* **DATA PROVIDED**
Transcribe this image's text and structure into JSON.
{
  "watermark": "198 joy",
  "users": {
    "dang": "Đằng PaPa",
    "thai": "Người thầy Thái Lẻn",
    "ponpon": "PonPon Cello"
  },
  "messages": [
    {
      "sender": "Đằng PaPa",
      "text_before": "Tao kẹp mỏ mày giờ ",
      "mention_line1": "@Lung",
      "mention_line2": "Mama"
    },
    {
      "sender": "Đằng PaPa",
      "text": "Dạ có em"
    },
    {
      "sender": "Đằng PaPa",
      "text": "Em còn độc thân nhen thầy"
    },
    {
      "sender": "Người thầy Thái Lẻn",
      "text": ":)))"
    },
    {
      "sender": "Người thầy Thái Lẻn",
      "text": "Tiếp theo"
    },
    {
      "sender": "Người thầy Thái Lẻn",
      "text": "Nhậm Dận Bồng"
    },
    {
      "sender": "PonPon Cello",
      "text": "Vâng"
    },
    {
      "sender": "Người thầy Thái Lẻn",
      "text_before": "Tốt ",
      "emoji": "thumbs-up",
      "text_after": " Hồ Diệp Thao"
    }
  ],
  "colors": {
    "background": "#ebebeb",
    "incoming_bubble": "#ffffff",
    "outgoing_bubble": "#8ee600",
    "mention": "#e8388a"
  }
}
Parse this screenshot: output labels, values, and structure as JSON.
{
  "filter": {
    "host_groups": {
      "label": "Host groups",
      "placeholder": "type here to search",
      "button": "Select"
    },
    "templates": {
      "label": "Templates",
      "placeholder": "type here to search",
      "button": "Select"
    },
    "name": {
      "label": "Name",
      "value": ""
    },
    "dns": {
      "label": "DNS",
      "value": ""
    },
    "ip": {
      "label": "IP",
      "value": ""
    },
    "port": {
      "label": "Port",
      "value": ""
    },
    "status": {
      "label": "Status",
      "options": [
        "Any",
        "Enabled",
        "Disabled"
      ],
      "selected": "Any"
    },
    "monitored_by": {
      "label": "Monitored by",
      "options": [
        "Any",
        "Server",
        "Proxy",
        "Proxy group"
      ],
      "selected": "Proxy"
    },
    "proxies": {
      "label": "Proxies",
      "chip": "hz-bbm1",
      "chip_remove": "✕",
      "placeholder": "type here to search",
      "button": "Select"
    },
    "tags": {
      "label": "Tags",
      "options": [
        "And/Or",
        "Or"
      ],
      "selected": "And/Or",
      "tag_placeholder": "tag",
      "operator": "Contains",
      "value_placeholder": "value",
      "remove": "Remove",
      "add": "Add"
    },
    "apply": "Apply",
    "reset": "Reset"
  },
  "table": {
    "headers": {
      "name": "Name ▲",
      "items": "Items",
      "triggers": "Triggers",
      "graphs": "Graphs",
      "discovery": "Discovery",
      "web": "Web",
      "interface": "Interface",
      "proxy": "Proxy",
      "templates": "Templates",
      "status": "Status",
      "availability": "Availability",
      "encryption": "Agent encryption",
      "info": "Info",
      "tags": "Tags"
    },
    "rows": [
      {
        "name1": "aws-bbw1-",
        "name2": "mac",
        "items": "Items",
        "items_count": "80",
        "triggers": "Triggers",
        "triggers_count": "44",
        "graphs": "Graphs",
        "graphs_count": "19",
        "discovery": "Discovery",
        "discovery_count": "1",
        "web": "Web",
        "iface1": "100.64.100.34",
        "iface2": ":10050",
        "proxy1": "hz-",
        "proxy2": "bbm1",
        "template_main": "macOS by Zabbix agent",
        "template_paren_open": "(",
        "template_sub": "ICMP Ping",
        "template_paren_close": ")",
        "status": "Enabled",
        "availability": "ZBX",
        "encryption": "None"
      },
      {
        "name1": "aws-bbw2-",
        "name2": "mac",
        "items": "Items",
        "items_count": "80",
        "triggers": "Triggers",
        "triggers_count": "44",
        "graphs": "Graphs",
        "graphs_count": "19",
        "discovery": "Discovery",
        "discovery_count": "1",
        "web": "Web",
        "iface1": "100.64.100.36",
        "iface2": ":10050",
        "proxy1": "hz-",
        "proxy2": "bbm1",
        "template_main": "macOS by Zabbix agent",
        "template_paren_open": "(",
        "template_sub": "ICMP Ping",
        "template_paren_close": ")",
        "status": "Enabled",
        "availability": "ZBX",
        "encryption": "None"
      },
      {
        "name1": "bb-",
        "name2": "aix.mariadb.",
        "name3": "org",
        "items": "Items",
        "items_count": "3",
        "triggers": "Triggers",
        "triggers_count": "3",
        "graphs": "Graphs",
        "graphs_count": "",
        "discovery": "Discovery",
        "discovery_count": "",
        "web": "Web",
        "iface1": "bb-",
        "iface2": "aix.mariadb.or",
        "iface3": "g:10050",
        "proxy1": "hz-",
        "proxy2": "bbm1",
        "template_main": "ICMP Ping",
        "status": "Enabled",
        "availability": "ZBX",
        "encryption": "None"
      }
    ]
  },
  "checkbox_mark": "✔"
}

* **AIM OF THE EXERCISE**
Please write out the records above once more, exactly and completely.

* **EXERCISE RESPONSE**
Transcribe this image's text and structure into JSON.
{
  "watermark": "198 joy",
  "users": {
    "dang": "Đằng PaPa",
    "thai": "Người thầy Thái Lẻn",
    "ponpon": "PonPon Cello"
  },
  "messages": [
    {
      "sender": "Đằng PaPa",
      "text_before": "Tao kẹp mỏ mày giờ ",
      "mention_line1": "@Lung",
      "mention_line2": "Mama"
    },
    {
      "sender": "Đằng PaPa",
      "text": "Dạ có em"
    },
    {
      "sender": "Đằng PaPa",
      "text": "Em còn độc thân nhen thầy"
    },
    {
      "sender": "Người thầy Thái Lẻn",
      "text": ":)))"
    },
    {
      "sender": "Người thầy Thái Lẻn",
      "text": "Tiếp theo"
    },
    {
      "sender": "Người thầy Thái Lẻn",
      "text": "Nhậm Dận Bồng"
    },
    {
      "sender": "PonPon Cello",
      "text": "Vâng"
    },
    {
      "sender": "Người thầy Thái Lẻn",
      "text_before": "Tốt ",
      "emoji": "thumbs-up",
      "text_after": " Hồ Diệp Thao"
    }
  ],
  "colors": {
    "background": "#ebebeb",
    "incoming_bubble": "#ffffff",
    "outgoing_bubble": "#8ee600",
    "mention": "#e8388a"
  }
}
Parse this screenshot: output labels, values, and structure as JSON.
{
  "filter": {
    "host_groups": {
      "label": "Host groups",
      "placeholder": "type here to search",
      "button": "Select"
    },
    "templates": {
      "label": "Templates",
      "placeholder": "type here to search",
      "button": "Select"
    },
    "name": {
      "label": "Name",
      "value": ""
    },
    "dns": {
      "label": "DNS",
      "value": ""
    },
    "ip": {
      "label": "IP",
      "value": ""
    },
    "port": {
      "label": "Port",
      "value": ""
    },
    "status": {
      "label": "Status",
      "options": [
        "Any",
        "Enabled",
        "Disabled"
      ],
      "selected": "Any"
    },
    "monitored_by": {
      "label": "Monitored by",
      "options": [
        "Any",
        "Server",
        "Proxy",
        "Proxy group"
      ],
      "selected": "Proxy"
    },
    "proxies": {
      "label": "Proxies",
      "chip": "hz-bbm1",
      "chip_remove": "✕",
      "placeholder": "type here to search",
      "button": "Select"
    },
    "tags": {
      "label": "Tags",
      "options": [
        "And/Or",
        "Or"
      ],
      "selected": "And/Or",
      "tag_placeholder": "tag",
      "operator": "Contains",
      "value_placeholder": "value",
      "remove": "Remove",
      "add": "Add"
    },
    "apply": "Apply",
    "reset": "Reset"
  },
  "table": {
    "headers": {
      "name": "Name ▲",
      "items": "Items",
      "triggers": "Triggers",
      "graphs": "Graphs",
      "discovery": "Discovery",
      "web": "Web",
      "interface": "Interface",
      "proxy": "Proxy",
      "templates": "Templates",
      "status": "Status",
      "availability": "Availability",
      "encryption": "Agent encryption",
      "info": "Info",
      "tags": "Tags"
    },
    "rows": [
      {
        "name1": "aws-bbw1-",
        "name2": "mac",
        "items": "Items",
        "items_count": "80",
        "triggers": "Triggers",
        "triggers_count": "44",
        "graphs": "Graphs",
        "graphs_count": "19",
        "discovery": "Discovery",
        "discovery_count": "1",
        "web": "Web",
        "iface1": "100.64.100.34",
        "iface2": ":10050",
        "proxy1": "hz-",
        "proxy2": "bbm1",
        "template_main": "macOS by Zabbix agent",
        "template_paren_open": "(",
        "template_sub": "ICMP Ping",
        "template_paren_close": ")",
        "status": "Enabled",
        "availability": "ZBX",
        "encryption": "None"
      },
      {
        "name1": "aws-bbw2-",
        "name2": "mac",
        "items": "Items",
        "items_count": "80",
        "triggers": "Triggers",
        "triggers_count": "44",
        "graphs": "Graphs",
        "graphs_count": "19",
        "discovery": "Discovery",
        "discovery_count": "1",
        "web": "Web",
        "iface1": "100.64.100.36",
        "iface2": ":10050",
        "proxy1": "hz-",
        "proxy2": "bbm1",
        "template_main": "macOS by Zabbix agent",
        "template_paren_open": "(",
        "template_sub": "ICMP Ping",
        "template_paren_close": ")",
        "status": "Enabled",
        "availability": "ZBX",
        "encryption": "None"
      },
      {
        "name1": "bb-",
        "name2": "aix.mariadb.",
        "name3": "org",
        "items": "Items",
        "items_count": "3",
        "triggers": "Triggers",
        "triggers_count": "3",
        "graphs": "Graphs",
        "graphs_count": "",
        "discovery": "Discovery",
        "discovery_count": "",
        "web": "Web",
        "iface1": "bb-",
        "iface2": "aix.mariadb.or",
        "iface3": "g:10050",
        "proxy1": "hz-",
        "proxy2": "bbm1",
        "template_main": "ICMP Ping",
        "status": "Enabled",
        "availability": "ZBX",
        "encryption": "None"
      }
    ]
  },
  "checkbox_mark": "✔"
}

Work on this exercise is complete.